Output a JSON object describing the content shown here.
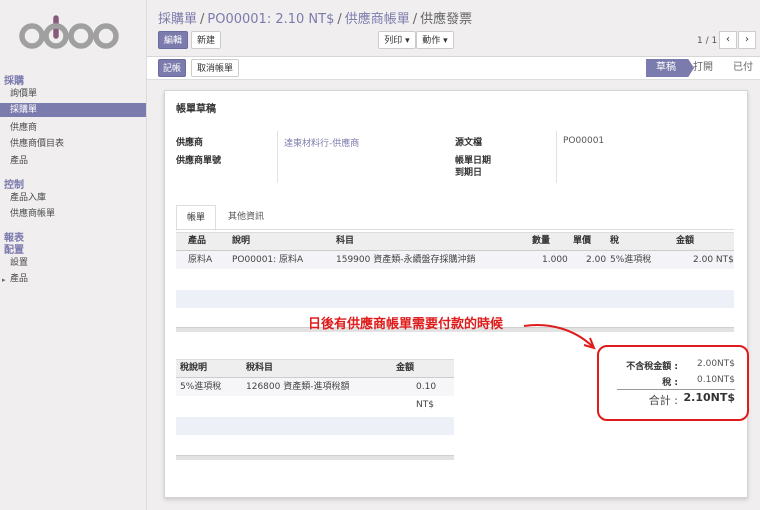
{
  "app": {
    "logo_text": "odoo"
  },
  "sidebar": {
    "sections": [
      {
        "label": "採購",
        "items": [
          "詢價單",
          "採購單",
          "供應商",
          "供應商價目表",
          "產品"
        ]
      },
      {
        "label": "控制",
        "items": [
          "產品入庫",
          "供應商帳單"
        ]
      },
      {
        "label": "報表",
        "items": []
      },
      {
        "label": "配置",
        "items": [
          "設置",
          "產品"
        ]
      }
    ],
    "active_item": "採購單"
  },
  "breadcrumb": {
    "part1": "採購單",
    "part2": "PO00001: 2.10 NT$",
    "part3": "供應商帳單",
    "current": "供應發票",
    "sep": "/"
  },
  "toolbar": {
    "edit": "編輯",
    "create": "新建",
    "print": "列印 ▾",
    "action": "動作 ▾",
    "pager": "1 / 1",
    "prev": "‹",
    "next": "›"
  },
  "statusbar": {
    "post": "記帳",
    "cancel": "取消帳單",
    "stages": [
      "草稿",
      "打開",
      "已付"
    ],
    "active_stage": "草稿"
  },
  "form": {
    "title": "帳單草稿",
    "vendor_label": "供應商",
    "vendor_value": "達東材料行-供應商",
    "vendor_ref_label": "供應商單號",
    "source_label": "源文檔",
    "source_value": "PO00001",
    "bill_date_label": "帳單日期",
    "due_date_label": "到期日"
  },
  "tabs": [
    "帳單",
    "其他資訊"
  ],
  "lines_table": {
    "headers": [
      "產品",
      "說明",
      "科目",
      "數量",
      "單價",
      "稅",
      "金額"
    ],
    "rows": [
      [
        "原料A",
        "PO00001: 原料A",
        "159900 資產類-永續盤存採購沖銷",
        "1.000",
        "2.00",
        "5%進項稅",
        "2.00 NT$"
      ]
    ]
  },
  "tax_table": {
    "headers": [
      "稅說明",
      "稅科目",
      "金額"
    ],
    "rows": [
      [
        "5%進項稅",
        "126800 資產類-進項稅額",
        "0.10 NT$"
      ]
    ]
  },
  "totals": {
    "untaxed_label": "不含稅金額 :",
    "untaxed_value": "2.00NT$",
    "tax_label": "稅 :",
    "tax_value": "0.10NT$",
    "total_label": "合計 :",
    "total_value": "2.10NT$"
  },
  "annotation": {
    "text": "日後有供應商帳單需要付款的時候",
    "color": "#e01b1b"
  },
  "colors": {
    "brand": "#7c7bad",
    "annotation": "#e01b1b"
  }
}
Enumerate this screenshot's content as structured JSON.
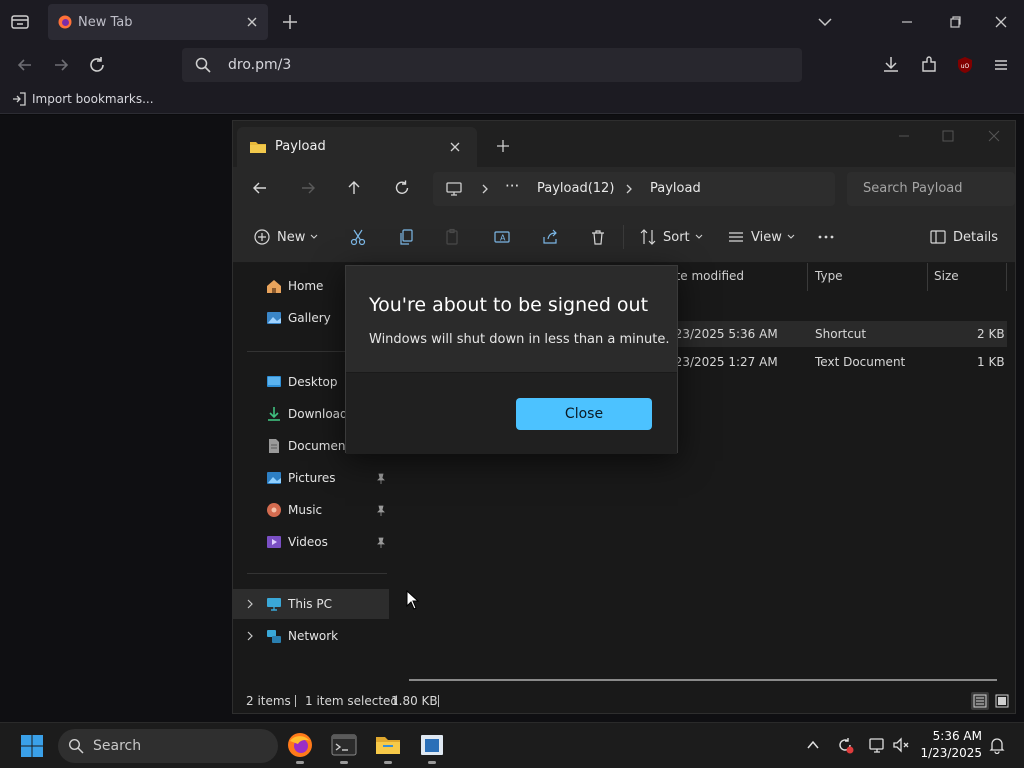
{
  "browser": {
    "tab_title": "New Tab",
    "url": "dro.pm/3",
    "bookmarks_import_label": "Import bookmarks..."
  },
  "explorer": {
    "tab_title": "Payload",
    "breadcrumbs": [
      "Payload(12)",
      "Payload"
    ],
    "search_placeholder": "Search Payload",
    "toolbar": {
      "new_label": "New",
      "sort_label": "Sort",
      "view_label": "View",
      "details_label": "Details"
    },
    "nav": {
      "home": "Home",
      "gallery": "Gallery",
      "desktop": "Desktop",
      "downloads": "Downloads",
      "documents": "Documents",
      "pictures": "Pictures",
      "music": "Music",
      "videos": "Videos",
      "this_pc": "This PC",
      "network": "Network"
    },
    "columns": {
      "date_modified": "Date modified",
      "type": "Type",
      "size": "Size"
    },
    "rows": [
      {
        "date": "1/23/2025 5:36 AM",
        "type": "Shortcut",
        "size": "2 KB"
      },
      {
        "date": "1/23/2025 1:27 AM",
        "type": "Text Document",
        "size": "1 KB"
      }
    ],
    "status": {
      "items": "2 items",
      "selected": "1 item selected",
      "size": "1.80 KB"
    }
  },
  "dialog": {
    "title": "You're about to be signed out",
    "message": "Windows will shut down in less than a minute.",
    "close_label": "Close"
  },
  "taskbar": {
    "search_label": "Search",
    "time": "5:36 AM",
    "date": "1/23/2025"
  },
  "colors": {
    "accent": "#4cc2ff",
    "folder": "#f2c94c"
  }
}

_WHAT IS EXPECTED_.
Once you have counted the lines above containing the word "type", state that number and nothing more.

_YOUR SOLUTION_.
3